Cheng et al. 2019
bring us news of a new armored Early Triassic (250 mya) specimen (YAGM V 1401; Figs. 1,2) they attribute to the armored Early Triassic hupehsuchid, Eretmorhipis carrolldongi (Fig. 5; holotype WGSC V26020; Chen et al. 2015). The holotype specimen lacks a skull. The authors considered the new YAGM specimen, complete with skull, conspecific with the WGSC holotype of Eretmorhipis, noting it had small eyes relative to the body and a duckbill-like rostrum.
the large reptile tree (LRT, 1389 taxa; Fig. 3) nests the YAGM specimen as a derived mesosaur, 32 steps away from the WGSC holotype of Eretmorhipis in the clade of hupehsuchids. The authors assumed Eremorhipis was a hupehsuchid because it looks like one. It really does. That’s easy to see. They are a close match when you eyeball them. Unfortunately Cheng et al. 2019 did not test that assumption using a phylogenetic analysis that included mesosaurs, which nest basal to hupehsuchids (Fig. 3). Once again, it’s taxon exclusion.
The eyes are actually large relative to the skull,
in the new YAGM specimen (Fig. 2), but the skull is tiny relative to the body. The rostrum is narrow relative to the cranium. Typically that enables binocular vision. The authors did not provide a reconstruction of the skull.
The wide, flat rostrum of the YAGM specimen has an open central area,
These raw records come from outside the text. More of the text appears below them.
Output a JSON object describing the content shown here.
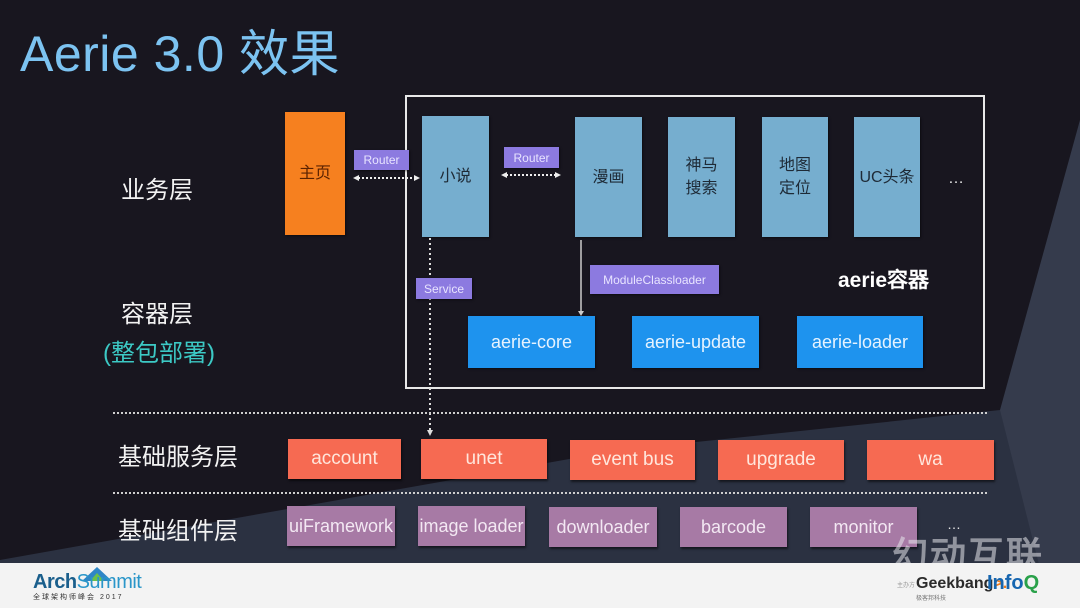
{
  "slide": {
    "title": "Aerie 3.0 效果"
  },
  "layers": {
    "business": "业务层",
    "container": "容器层",
    "container_note": "(整包部署)",
    "base_service": "基础服务层",
    "base_component": "基础组件层"
  },
  "business_modules": [
    {
      "label": "主页",
      "role": "host"
    },
    {
      "label": "小说"
    },
    {
      "label": "漫画"
    },
    {
      "label": "神马\n搜索"
    },
    {
      "label": "地图\n定位"
    },
    {
      "label": "UC头条"
    }
  ],
  "business_more": "…",
  "connectors": {
    "router_1": "Router",
    "router_2": "Router",
    "service": "Service",
    "module_classloader": "ModuleClassloader"
  },
  "container": {
    "title": "aerie容器",
    "modules": [
      "aerie-core",
      "aerie-update",
      "aerie-loader"
    ]
  },
  "base_services": [
    "account",
    "unet",
    "event bus",
    "upgrade",
    "wa"
  ],
  "base_components": [
    "uiFramework",
    "image loader",
    "downloader",
    "barcode",
    "monitor"
  ],
  "base_components_more": "…",
  "colors": {
    "title": "#7cc3f1",
    "host_module": "#f6801f",
    "business_module": "#76aecf",
    "connector": "#8c7ae0",
    "container_module": "#1e93ee",
    "base_service": "#f66a52",
    "base_component": "#a77aa5",
    "note": "#3cc9c5"
  },
  "footer": {
    "left_logo_main": "Arch",
    "left_logo_accent": "Summit",
    "left_logo_sub": "全球架构师峰会 2017",
    "host_label": "主办方",
    "right_logo_1_main": "Geekbang",
    "right_logo_1_accent": ">.",
    "right_logo_1_sub": "极客邦科技",
    "right_logo_2_main": "Info",
    "right_logo_2_accent": "Q"
  },
  "watermark": "幻动互联"
}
like Ornithorhynchus the duckbill platypus (Fig. 4) by convergence. Given that bit of morphology the authors sought to extend the duckbill analog by reporting small eyes relative to the body in the YAGM specimen. That gives them an irrefutable headline, but a little mis-leading given the reconstruction (Fig. 2). The authors suggest Eretmorhipis used mechanoreceptors in the rostrum instead of eyesight. They report, “Apparent similarities include exceptionally small eyes relative to the body, snout ending with crura with a large internasal space, housing a bone reminiscent of os paradoxum, a mysterious bone of platypus, and external grooves along the crura.” That’s pretty awesome! Larry Martin would have enjoyed this list of convergent traits. I have no idea how the ox paradoxum bone fit in the YAGM specimen skull. So it remains a paradox.
The authors created a chimaera
when they added the hands and feet of the holotype WGSC specimen to the new YAGM specimen in their Nature paper. Since the two specimens are not related, that is going to cause confusion. No matter how sure they were, the authors needed a valid phylogenetic analysis to nest their new specimen, now requiring a new generic and specific name.
Traditional paleontologists need to catch up to the LRT
and start including thalattosauriforms and mesosaurs whenever they study basal ichthyopterygians, like hupehsuchids. Basal taxa are all closely related and all three taxa include a wide variety of morphotypes, including some that converge.
It is worth noting
that many mesosaurs, like the SMF R4710 specimen, lack the long, laterally-oriented, comb-like teeth of Mesosaurus. Most mesosaurs have a typical diapsid skull architecture, distinct from the in-filling of the temporal fenestra that Mesosaurus exhibits. Mesosaurs are common in certain Early Permian strata. That provides plenty of time for the highly derived YAGM specimen to evolve by the Early Triassic.
It’s also worth noting
that the YAGM specimen has a cleithrum and a ventrally broad clavicle along with an interclavicle and other traits found in mesosaurs, but lacking in hupehsuchids.
A word to workers: Don’t try to ‘eyeball’ taxa.
Let the phylogenetic software take the bias out of making a taxonomic determination. We’ve seen professional workers make this mistake before by combining diphyletic turtles, whales, seals, and by miss-nesting Vancleavea, Lagerpeton, Chilesaurus, Daemonosaurus by taxon exclusion. Let’s not forget those who keep insisting that pterosaurs are archosaurs (virtually all traditional workers), again by omitting pertinent taxa.
Chen X-H, Motani R, Cheng L, Jiang D-Y and Rieppel O 2015. A new specimen of Carroll’s mystery hupehsuchian from the Lower Triassic of China. PLoS One 10, e0126024, https://doi.org/10.1371/journal.pone.0126024 (2015).
Cheng L, Motani R, Jiang D-Y, Yan C-B, Tintori A and Rieppel O 2019. Early Triassic marine reptile representing the oldest record of unusually small eyes in reptiles indicating non-visual prey detection. Nature Scientific Reports Published online January 24, 2019.